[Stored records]
==============================
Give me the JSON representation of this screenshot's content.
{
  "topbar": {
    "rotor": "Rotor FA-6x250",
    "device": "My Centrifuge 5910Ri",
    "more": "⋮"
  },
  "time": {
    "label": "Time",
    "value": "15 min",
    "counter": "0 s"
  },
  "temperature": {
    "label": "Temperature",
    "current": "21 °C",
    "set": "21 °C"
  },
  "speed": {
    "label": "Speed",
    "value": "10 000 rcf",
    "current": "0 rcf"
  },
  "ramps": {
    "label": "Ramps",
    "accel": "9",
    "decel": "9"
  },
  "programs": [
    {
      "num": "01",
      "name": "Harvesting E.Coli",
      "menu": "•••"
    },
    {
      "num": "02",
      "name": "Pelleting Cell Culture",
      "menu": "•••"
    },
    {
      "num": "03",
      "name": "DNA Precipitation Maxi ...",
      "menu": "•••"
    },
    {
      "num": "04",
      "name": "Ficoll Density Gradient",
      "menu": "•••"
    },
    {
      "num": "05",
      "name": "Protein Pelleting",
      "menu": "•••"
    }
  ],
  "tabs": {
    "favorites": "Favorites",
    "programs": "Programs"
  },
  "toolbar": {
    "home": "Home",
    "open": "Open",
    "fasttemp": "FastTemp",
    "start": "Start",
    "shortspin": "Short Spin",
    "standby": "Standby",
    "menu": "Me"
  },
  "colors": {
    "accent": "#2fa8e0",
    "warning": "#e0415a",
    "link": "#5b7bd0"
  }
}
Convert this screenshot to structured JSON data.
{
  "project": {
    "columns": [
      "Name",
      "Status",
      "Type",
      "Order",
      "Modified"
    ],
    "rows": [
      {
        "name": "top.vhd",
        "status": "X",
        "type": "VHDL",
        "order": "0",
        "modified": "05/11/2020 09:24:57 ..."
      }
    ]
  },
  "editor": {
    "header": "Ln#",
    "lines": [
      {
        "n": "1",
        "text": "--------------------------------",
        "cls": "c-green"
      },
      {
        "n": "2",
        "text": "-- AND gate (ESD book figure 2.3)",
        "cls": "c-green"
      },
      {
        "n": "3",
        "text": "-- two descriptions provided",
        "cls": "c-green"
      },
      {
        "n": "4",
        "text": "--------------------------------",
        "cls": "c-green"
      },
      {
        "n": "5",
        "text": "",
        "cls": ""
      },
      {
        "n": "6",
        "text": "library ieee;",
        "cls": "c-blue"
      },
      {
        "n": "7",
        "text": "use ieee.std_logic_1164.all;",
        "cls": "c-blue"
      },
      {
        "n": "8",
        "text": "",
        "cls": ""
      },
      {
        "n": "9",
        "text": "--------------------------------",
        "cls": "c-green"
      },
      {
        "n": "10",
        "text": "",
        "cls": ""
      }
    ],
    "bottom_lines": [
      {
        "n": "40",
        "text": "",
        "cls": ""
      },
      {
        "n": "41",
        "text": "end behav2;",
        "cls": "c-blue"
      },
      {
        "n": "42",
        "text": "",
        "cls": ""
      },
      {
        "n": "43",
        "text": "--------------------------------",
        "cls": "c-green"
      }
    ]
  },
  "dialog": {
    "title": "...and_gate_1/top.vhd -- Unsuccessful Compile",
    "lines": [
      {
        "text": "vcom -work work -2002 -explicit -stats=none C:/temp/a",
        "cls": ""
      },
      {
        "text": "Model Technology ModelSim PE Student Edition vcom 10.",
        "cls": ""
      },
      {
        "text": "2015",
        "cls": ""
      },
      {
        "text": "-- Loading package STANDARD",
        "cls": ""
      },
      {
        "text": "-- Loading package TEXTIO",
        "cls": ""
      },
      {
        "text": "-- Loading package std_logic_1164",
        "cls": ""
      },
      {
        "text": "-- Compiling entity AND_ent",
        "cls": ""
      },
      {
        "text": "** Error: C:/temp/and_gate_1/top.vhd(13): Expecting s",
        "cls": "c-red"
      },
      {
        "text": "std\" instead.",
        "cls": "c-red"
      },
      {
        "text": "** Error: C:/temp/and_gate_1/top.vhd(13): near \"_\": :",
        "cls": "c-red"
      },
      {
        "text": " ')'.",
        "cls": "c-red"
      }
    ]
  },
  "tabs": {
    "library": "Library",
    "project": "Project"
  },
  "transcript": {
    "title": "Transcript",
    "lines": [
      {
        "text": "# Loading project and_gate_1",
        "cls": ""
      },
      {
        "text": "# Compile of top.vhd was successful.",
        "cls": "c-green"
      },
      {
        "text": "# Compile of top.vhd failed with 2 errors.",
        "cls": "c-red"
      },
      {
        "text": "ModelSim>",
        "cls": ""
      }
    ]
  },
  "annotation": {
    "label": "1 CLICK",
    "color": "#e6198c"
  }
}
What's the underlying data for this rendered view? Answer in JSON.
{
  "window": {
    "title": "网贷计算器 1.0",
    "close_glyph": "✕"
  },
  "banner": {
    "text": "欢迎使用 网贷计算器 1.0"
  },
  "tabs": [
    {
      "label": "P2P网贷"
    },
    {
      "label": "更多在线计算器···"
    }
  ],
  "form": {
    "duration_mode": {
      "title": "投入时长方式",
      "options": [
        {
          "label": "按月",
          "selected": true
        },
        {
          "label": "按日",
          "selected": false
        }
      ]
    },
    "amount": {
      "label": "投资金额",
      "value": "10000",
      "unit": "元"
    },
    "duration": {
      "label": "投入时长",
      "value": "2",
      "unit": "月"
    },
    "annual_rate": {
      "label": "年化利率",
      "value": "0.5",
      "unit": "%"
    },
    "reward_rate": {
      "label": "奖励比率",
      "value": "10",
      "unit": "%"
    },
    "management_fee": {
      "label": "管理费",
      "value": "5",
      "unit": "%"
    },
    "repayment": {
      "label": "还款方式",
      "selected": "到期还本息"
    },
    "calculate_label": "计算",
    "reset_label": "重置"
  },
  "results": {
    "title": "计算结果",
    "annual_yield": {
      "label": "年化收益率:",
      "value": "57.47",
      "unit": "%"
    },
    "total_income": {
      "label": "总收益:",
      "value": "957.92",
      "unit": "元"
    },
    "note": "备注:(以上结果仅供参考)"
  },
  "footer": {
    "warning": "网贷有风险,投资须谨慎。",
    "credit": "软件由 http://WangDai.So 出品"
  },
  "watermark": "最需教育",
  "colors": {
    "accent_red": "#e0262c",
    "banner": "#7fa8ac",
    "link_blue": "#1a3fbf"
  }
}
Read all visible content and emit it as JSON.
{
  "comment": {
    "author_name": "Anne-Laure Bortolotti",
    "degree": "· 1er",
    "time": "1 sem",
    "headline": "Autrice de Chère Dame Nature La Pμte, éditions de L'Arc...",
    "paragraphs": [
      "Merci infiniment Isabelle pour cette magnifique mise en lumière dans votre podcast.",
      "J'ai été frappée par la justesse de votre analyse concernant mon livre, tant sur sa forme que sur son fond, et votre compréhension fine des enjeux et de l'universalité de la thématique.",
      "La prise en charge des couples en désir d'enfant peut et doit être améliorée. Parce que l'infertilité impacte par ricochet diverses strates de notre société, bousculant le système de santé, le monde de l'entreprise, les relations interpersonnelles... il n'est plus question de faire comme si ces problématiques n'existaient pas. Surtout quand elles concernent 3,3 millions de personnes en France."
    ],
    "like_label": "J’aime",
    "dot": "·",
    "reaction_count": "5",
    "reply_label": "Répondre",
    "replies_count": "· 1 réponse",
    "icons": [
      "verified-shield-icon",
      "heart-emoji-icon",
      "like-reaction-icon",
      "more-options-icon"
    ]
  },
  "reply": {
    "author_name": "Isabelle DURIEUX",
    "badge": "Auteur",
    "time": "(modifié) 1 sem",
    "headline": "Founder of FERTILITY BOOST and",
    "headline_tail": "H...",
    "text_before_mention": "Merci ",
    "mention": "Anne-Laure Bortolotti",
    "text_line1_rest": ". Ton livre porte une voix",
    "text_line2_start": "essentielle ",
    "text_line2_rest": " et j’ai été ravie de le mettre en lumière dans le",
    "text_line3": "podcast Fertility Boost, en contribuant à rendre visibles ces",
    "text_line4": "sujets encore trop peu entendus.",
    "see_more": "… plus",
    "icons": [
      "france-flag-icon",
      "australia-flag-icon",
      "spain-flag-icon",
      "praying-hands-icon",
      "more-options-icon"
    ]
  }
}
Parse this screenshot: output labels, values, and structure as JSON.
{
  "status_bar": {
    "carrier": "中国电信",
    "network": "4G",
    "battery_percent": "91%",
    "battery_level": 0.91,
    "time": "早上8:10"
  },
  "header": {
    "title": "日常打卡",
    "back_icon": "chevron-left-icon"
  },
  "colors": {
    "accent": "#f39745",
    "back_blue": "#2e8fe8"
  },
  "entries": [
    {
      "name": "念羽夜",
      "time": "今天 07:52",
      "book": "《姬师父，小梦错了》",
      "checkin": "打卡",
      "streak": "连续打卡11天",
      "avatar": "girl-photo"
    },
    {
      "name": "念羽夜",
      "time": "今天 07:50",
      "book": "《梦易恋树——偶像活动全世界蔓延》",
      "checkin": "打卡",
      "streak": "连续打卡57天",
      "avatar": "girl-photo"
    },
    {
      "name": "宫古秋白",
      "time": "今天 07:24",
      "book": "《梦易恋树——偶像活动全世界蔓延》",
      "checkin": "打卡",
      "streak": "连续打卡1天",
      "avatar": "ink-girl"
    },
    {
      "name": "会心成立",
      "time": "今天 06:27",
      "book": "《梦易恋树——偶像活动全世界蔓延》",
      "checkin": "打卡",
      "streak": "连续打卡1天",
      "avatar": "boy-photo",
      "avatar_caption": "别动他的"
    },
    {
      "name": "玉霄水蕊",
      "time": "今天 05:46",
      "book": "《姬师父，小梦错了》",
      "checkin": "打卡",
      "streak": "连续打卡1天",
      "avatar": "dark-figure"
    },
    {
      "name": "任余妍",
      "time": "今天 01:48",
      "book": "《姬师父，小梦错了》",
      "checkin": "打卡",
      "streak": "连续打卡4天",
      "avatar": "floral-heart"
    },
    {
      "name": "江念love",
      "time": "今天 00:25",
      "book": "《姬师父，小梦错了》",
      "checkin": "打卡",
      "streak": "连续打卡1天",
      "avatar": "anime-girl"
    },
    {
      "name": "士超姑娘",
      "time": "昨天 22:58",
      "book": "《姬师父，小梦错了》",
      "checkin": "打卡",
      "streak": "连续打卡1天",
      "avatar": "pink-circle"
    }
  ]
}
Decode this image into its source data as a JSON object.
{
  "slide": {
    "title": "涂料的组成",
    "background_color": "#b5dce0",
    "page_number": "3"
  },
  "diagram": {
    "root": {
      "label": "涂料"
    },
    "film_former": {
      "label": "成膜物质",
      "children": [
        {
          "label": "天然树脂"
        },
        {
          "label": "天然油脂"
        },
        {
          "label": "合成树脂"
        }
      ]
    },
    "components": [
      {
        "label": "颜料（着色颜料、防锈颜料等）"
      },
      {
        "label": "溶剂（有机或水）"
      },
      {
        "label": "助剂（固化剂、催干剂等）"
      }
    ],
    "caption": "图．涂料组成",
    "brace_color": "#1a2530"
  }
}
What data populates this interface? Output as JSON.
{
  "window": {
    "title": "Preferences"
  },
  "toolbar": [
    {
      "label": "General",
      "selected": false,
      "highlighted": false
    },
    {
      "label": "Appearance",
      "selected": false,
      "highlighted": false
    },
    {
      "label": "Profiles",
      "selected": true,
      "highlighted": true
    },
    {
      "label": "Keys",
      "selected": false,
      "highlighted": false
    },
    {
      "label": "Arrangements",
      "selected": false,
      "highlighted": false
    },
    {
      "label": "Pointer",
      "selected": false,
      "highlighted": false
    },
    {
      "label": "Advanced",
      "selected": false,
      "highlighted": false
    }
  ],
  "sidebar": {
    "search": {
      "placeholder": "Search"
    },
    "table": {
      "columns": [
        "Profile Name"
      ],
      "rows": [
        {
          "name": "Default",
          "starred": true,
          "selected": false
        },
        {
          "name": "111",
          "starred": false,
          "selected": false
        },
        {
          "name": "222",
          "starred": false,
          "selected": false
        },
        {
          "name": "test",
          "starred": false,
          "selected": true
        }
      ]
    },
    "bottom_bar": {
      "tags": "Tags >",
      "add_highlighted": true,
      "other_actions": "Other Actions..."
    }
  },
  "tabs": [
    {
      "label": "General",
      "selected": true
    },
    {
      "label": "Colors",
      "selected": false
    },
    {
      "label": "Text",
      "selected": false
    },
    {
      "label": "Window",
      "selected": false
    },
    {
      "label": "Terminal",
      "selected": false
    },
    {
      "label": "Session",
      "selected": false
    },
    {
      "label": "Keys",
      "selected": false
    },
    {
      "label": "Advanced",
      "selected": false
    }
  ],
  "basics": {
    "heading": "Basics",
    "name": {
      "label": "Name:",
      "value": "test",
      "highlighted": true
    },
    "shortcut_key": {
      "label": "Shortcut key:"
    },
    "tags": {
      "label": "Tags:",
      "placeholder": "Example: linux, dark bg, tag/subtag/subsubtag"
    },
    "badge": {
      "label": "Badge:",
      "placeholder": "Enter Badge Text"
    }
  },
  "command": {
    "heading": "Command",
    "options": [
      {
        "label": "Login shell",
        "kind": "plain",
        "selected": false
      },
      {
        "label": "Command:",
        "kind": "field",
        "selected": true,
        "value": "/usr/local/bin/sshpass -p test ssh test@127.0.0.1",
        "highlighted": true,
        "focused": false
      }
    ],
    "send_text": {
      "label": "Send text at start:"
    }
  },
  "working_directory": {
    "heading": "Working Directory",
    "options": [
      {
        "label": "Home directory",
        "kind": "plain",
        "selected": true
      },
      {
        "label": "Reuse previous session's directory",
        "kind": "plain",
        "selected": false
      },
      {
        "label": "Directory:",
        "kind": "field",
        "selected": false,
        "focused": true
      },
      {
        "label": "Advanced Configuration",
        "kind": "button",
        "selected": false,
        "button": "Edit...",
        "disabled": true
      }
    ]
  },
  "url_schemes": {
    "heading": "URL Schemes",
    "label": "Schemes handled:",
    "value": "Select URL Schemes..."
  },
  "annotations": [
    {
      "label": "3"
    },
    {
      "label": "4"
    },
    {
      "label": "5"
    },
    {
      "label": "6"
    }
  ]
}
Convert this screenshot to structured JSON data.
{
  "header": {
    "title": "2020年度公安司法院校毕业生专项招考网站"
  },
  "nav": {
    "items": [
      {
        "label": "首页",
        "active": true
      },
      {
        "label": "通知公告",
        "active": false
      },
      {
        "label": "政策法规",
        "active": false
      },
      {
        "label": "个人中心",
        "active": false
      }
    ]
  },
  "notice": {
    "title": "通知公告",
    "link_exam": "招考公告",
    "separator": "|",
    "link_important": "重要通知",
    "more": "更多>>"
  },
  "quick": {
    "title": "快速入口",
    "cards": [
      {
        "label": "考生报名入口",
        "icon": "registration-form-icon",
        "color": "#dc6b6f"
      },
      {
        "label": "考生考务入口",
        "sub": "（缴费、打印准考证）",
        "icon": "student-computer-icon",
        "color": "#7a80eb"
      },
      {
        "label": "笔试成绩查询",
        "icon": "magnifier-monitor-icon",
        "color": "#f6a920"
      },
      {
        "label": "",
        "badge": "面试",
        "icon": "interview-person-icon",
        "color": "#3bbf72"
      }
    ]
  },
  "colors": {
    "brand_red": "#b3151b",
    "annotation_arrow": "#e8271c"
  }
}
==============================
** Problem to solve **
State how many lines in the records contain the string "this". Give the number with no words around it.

** Written answer **
7